Our library collection is a rich resource for information about the saints.  For example, you can learn more about All Saints’ Day in the New Catholic Encyclopedia.

Are you looking for information about a particular saint? Look them up in Butler’s Lives of the Saints in our Reference Collection (3d floor Kindlon Hall) or search the Library online catalog for books in our collection.

Example of a Keyword Search

Review Results List

Locate Official Subject Heading

Happy and blessed All Saints’ Day!

Horror Films & Horror Film Criticism

Halloween approaches. Time to stop by the BenU Library to check out some horror films…and some scholarly horror genre film criticism to help you analyze said films. Here are just a few of the titles you can find in our collection:

Horror Films on DVD


Horror Film Criticism


Open Access Week 2014

This week—Oct. 20-26—is Open Access Week. What does that mean exactly? Open access (OA) is the practice of providing free, unrestricted online access to scholarly content. OA content is free of charge and free Open access logoof most copyright and licensing restrictions.

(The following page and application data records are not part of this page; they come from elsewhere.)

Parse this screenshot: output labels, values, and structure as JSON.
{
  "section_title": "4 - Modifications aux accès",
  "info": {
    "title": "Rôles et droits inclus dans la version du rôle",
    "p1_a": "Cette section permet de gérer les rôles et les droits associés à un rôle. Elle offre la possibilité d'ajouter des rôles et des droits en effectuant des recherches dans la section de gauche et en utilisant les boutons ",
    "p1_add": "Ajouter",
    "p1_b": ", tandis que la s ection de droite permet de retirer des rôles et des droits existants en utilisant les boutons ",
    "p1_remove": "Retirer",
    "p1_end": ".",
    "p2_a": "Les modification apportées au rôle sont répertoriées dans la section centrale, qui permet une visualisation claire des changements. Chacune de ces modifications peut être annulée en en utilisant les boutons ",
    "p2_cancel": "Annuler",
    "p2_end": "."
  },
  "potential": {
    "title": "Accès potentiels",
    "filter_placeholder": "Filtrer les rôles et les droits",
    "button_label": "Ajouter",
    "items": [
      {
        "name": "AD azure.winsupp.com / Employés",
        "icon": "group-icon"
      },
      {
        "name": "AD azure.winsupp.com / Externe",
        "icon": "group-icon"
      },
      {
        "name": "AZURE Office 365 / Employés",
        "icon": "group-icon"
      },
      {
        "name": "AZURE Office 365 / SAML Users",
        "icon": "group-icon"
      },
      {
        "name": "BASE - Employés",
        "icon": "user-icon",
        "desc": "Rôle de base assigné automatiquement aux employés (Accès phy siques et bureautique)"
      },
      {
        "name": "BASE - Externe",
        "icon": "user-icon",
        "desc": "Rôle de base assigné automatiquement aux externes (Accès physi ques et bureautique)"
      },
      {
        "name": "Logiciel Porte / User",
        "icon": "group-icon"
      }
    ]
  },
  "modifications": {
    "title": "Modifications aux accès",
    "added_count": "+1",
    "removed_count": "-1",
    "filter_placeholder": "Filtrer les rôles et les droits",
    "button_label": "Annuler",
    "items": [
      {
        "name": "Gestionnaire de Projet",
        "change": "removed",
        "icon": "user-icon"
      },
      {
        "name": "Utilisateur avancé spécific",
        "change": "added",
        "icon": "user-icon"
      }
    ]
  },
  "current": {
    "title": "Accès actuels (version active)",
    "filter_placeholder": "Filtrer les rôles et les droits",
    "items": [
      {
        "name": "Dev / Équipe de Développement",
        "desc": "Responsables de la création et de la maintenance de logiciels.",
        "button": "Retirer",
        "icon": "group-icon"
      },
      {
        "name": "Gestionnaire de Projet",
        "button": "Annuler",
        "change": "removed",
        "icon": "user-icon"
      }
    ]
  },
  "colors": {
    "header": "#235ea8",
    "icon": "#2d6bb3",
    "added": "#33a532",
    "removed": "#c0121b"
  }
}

Advantages include easier access, wider visibility, greater impact of research, faster publishing, and easier sharing and collaborating.

There are two main routes that you can follow to make your content open access:

  1. Gold open access is achieved by publishing content in open access journals, like those listed in the Directory of Open Access Journals.
  2. Green open access is achieved by depositing content in open access repositories. In other words, you publish your content in any journal and then self-archive a version for free public use in your institutional repository. (By the way, the BenU Library is developing an institutional repository. Keep an eye out for more information about it in the near future.)

Interested in learning more about the Open Access (OA) movement? Here are a few resources to get you started:

New Popular Films on DVD Available for Checkout

Check out some of the new popular films on DVD available for checkout at the BenU Library on the Lisle and Springfield campuses:Gravity

More popular films on DVD

HINT: On the Lisle campus, the Popular Films Collection is located on a revolving shelving unit in Kindlon Lower Level. Can’t find it? Ask us at the Circulation Desk.